I read the first two sentences of the artist’s statement: “The signifiers of status and class present themselves culturally in overt and nuanced ways. Decoration is subversive…”. My first thought was “I haven’t read anything like that since Gauguin!”—but then it hit me what Boone-McCreesh is doing here. Decoration, and the deliberately feminine and maximalist (as opposed to the very masculine minimalist) are subversive. Presented in the high art context of the art gallery, Boone-McCreesh’s works are meant to be as subversive as Nancy Graves’s Camels at the Whitney were in 1969. Even more so were Graves’s constructions made of sticks and poles, but decorated with flowers and leaves like the amazing Variability and Repetition of Variable Forms of 1971. This, and other works by Graves that she gave serious, minimalist titles, were the consummate anti-minimalist statement, and consequently, stridently feminist. Painting her bronzes in bright colors, and representing flowers and butterflies at a time when male artists were dominating the field with mute boxes was both daring and undermining of that domination.

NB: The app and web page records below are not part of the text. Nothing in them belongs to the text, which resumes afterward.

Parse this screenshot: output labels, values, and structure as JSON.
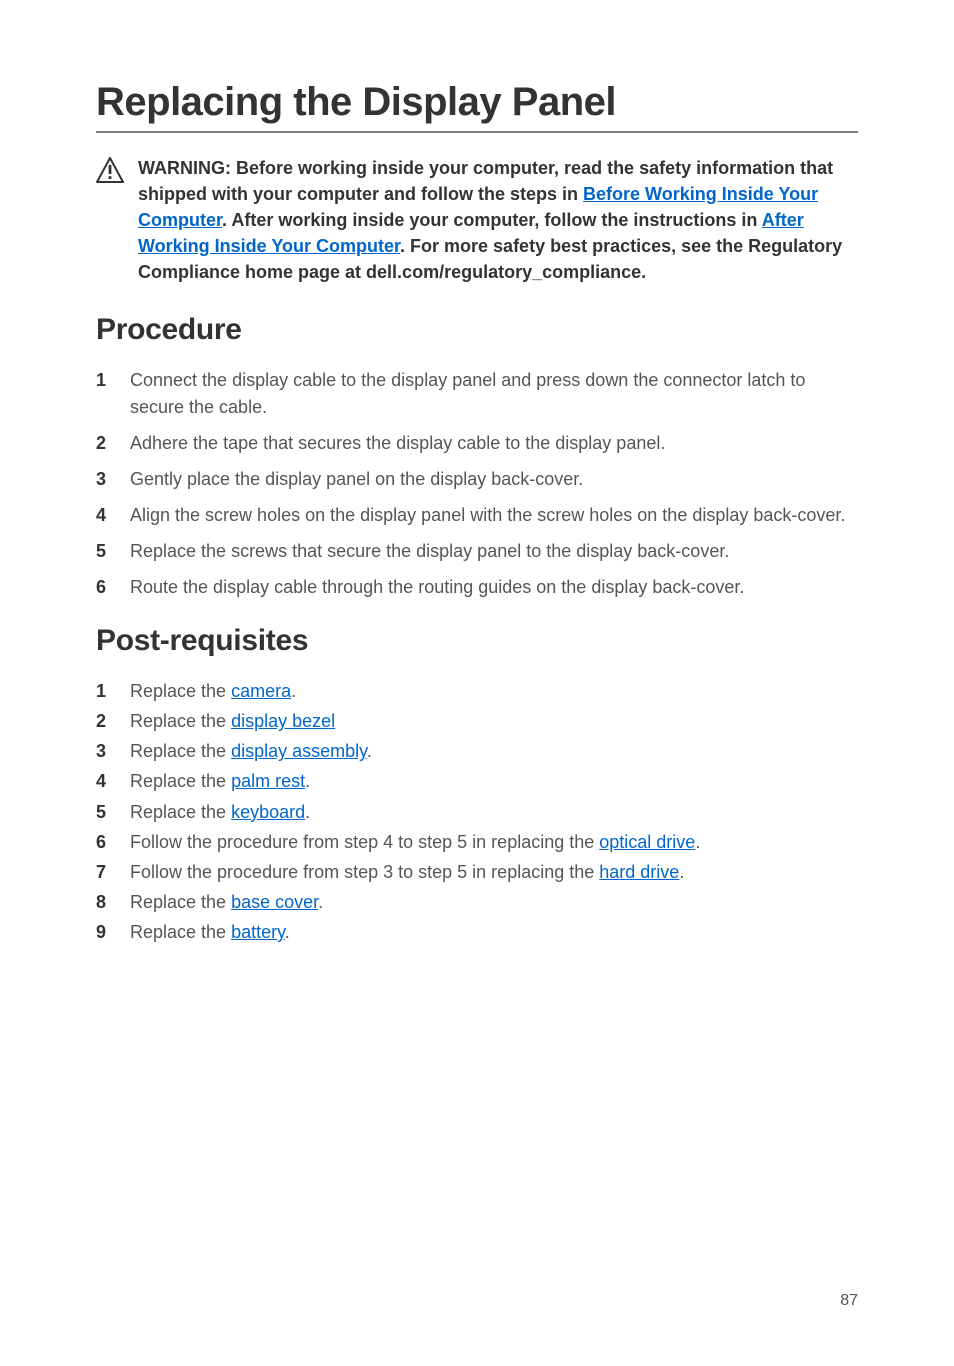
{
  "title": "Replacing the Display Panel",
  "warning": {
    "pre": "WARNING: Before working inside your computer, read the safety information that shipped with your computer and follow the steps in ",
    "link1": "Before Working Inside Your Computer",
    "mid1": ". After working inside your computer, follow the instructions in ",
    "link2": "After Working Inside Your Computer",
    "post": ". For more safety best practices, see the Regulatory Compliance home page at dell.com/regulatory_compliance."
  },
  "sections": {
    "procedure": {
      "heading": "Procedure",
      "steps": [
        "Connect the display cable to the display panel and press down the connector latch to secure the cable.",
        "Adhere the tape that secures the display cable to the display panel.",
        "Gently place the display panel on the display back-cover.",
        "Align the screw holes on the display panel with the screw holes on the display back-cover.",
        "Replace the screws that secure the display panel to the display back-cover.",
        "Route the display cable through the routing guides on the display back-cover."
      ]
    },
    "post_requisites": {
      "heading": "Post-requisites",
      "items": [
        {
          "pre": "Replace the ",
          "link": "camera",
          "post": "."
        },
        {
          "pre": "Replace the ",
          "link": "display bezel",
          "post": ""
        },
        {
          "pre": "Replace the ",
          "link": "display assembly",
          "post": "."
        },
        {
          "pre": "Replace the ",
          "link": "palm rest",
          "post": "."
        },
        {
          "pre": "Replace the ",
          "link": "keyboard",
          "post": "."
        },
        {
          "pre": "Follow the procedure from step 4 to step 5 in replacing the ",
          "link": "optical drive",
          "post": "."
        },
        {
          "pre": "Follow the procedure from step 3 to step 5 in replacing the ",
          "link": "hard drive",
          "post": "."
        },
        {
          "pre": "Replace the ",
          "link": "base cover",
          "post": "."
        },
        {
          "pre": "Replace the ",
          "link": "battery",
          "post": "."
        }
      ]
    }
  },
  "page_number": "87"
}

Boone-McCreesh is still fighting that battle, but is also acutely aware of the struggles for equality and equity of our times. Her large Status Symbols with its bows and paper ribbons seems to present a conundrum, but its meaning can be understood from the artist’s intent. Again, from her statement: “Decoration is subversive, even polarizing. It quickly identifies taste, class, and access.” In her work she employs “handmade processes [to] create a direct shift in value and labor. These decisions aim to mimic the seemingly arbitrary lines that are drawn in cultural markers of luxury, mass production and the defining features of access.” Clearly, this work is both visually attractive and intellectually challenging.
Somewhat difficult to divine were the aesthetic grounds for third place winner Marybeth Chew. Given, the ideas behind her work are conceptually intriguing. With an interest in film, television and commercial images, Chew selects and recombines them in dense compositions that explore the implications of their content. The problem is that, as a painter, her handling is strangely tentative at best. Chew’s style varies broadly by subject, usually a characteristic of student level work.

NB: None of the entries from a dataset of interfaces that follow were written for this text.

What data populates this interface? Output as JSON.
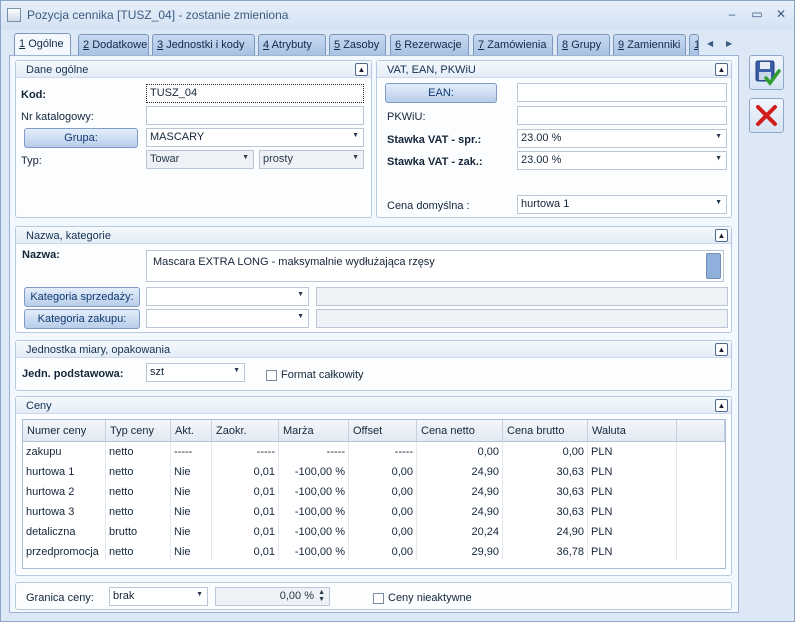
{
  "window": {
    "title": "Pozycja cennika [TUSZ_04] - zostanie zmieniona",
    "minimize": "–",
    "maximize": "▭",
    "close": "✕"
  },
  "tabs": [
    {
      "num": "1",
      "label": "Ogólne"
    },
    {
      "num": "2",
      "label": "Dodatkowe"
    },
    {
      "num": "3",
      "label": "Jednostki i kody"
    },
    {
      "num": "4",
      "label": "Atrybuty"
    },
    {
      "num": "5",
      "label": "Zasoby"
    },
    {
      "num": "6",
      "label": "Rezerwacje"
    },
    {
      "num": "7",
      "label": "Zamówienia"
    },
    {
      "num": "8",
      "label": "Grupy"
    },
    {
      "num": "9",
      "label": "Zamienniki"
    },
    {
      "num": "1",
      "label": ""
    }
  ],
  "general": {
    "header": "Dane ogólne",
    "kod_label": "Kod:",
    "kod_value": "TUSZ_04",
    "nrkat_label": "Nr katalogowy:",
    "nrkat_value": "",
    "grupa_button": "Grupa:",
    "grupa_value": "MASCARY",
    "typ_label": "Typ:",
    "typ_value1": "Towar",
    "typ_value2": "prosty"
  },
  "vat": {
    "header": "VAT, EAN, PKWiU",
    "ean_button": "EAN:",
    "ean_value": "",
    "pkwiu_label": "PKWiU:",
    "pkwiu_value": "",
    "vat_spr_label": "Stawka VAT - spr.:",
    "vat_spr_value": "23.00 %",
    "vat_zak_label": "Stawka VAT - zak.:",
    "vat_zak_value": "23.00 %",
    "cena_label": "Cena domyślna :",
    "cena_value": "hurtowa 1"
  },
  "names": {
    "header": "Nazwa, kategorie",
    "nazwa_label": "Nazwa:",
    "nazwa_value": "Mascara EXTRA LONG - maksymalnie wydłużająca rzęsy",
    "kat_sprz_button": "Kategoria sprzedaży:",
    "kat_zak_button": "Kategoria zakupu:"
  },
  "unit": {
    "header": "Jednostka miary, opakowania",
    "label": "Jedn. podstawowa:",
    "value": "szt",
    "format_label": "Format całkowity"
  },
  "prices": {
    "header": "Ceny",
    "columns": [
      "Numer ceny",
      "Typ ceny",
      "Akt.",
      "Zaokr.",
      "Marża",
      "Offset",
      "Cena netto",
      "Cena brutto",
      "Waluta"
    ],
    "rows": [
      [
        "zakupu",
        "netto",
        "-----",
        "-----",
        "-----",
        "-----",
        "0,00",
        "0,00",
        "PLN"
      ],
      [
        "hurtowa 1",
        "netto",
        "Nie",
        "0,01",
        "-100,00 %",
        "0,00",
        "24,90",
        "30,63",
        "PLN"
      ],
      [
        "hurtowa 2",
        "netto",
        "Nie",
        "0,01",
        "-100,00 %",
        "0,00",
        "24,90",
        "30,63",
        "PLN"
      ],
      [
        "hurtowa 3",
        "netto",
        "Nie",
        "0,01",
        "-100,00 %",
        "0,00",
        "24,90",
        "30,63",
        "PLN"
      ],
      [
        "detaliczna",
        "brutto",
        "Nie",
        "0,01",
        "-100,00 %",
        "0,00",
        "20,24",
        "24,90",
        "PLN"
      ],
      [
        "przedpromocja",
        "netto",
        "Nie",
        "0,01",
        "-100,00 %",
        "0,00",
        "29,90",
        "36,78",
        "PLN"
      ]
    ]
  },
  "bottom": {
    "granica_label": "Granica ceny:",
    "granica_value": "brak",
    "percent_value": "0,00 %",
    "nieaktywne_label": "Ceny nieaktywne"
  }
}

As far as my suggestion for third place in this show, I would have selected Ryan Syrell. His very large Ninth Wave stands out for its brilliant palette and Fauve/Cubist abstraction reminiscent of Matisse and perhaps the late Braque. Syrell concentrates on the simple things and actions that make up an ordinary life. He combines memories of these into compositions that are not planned, trying to get the sense of the way they jumble together, their “overlapping timescales”,  running together as memory often does. While the viewer is drawn to the painting because of its abstracted forms and bright colors, its underlying personal narrative can become slowly apparent with continued looking.

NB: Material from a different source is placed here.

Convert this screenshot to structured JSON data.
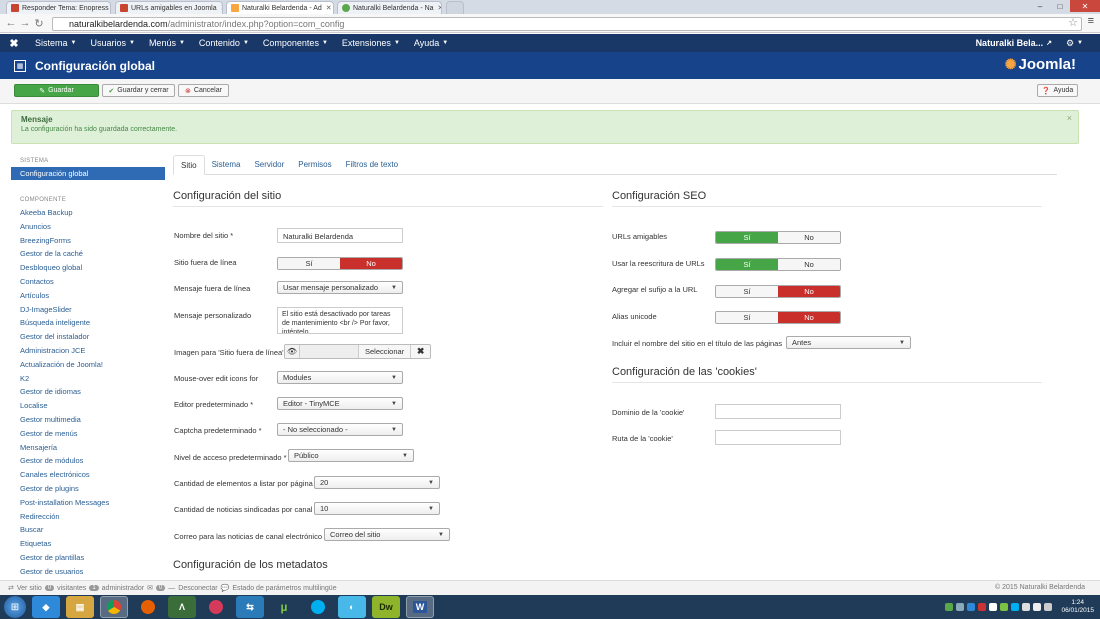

Bethesda Painting Awards, June 3 – 26, 2021, Gallery B, 7700 Wisconsin Ave. (on the Plaza), Gallery Hours: Thursday – Saturday, 12 – 5 PM. For more information, www.bethesda.org or 301-215-6660.
 Artist’s statement to the exhibit.
 Artist’s statement to the exhibit.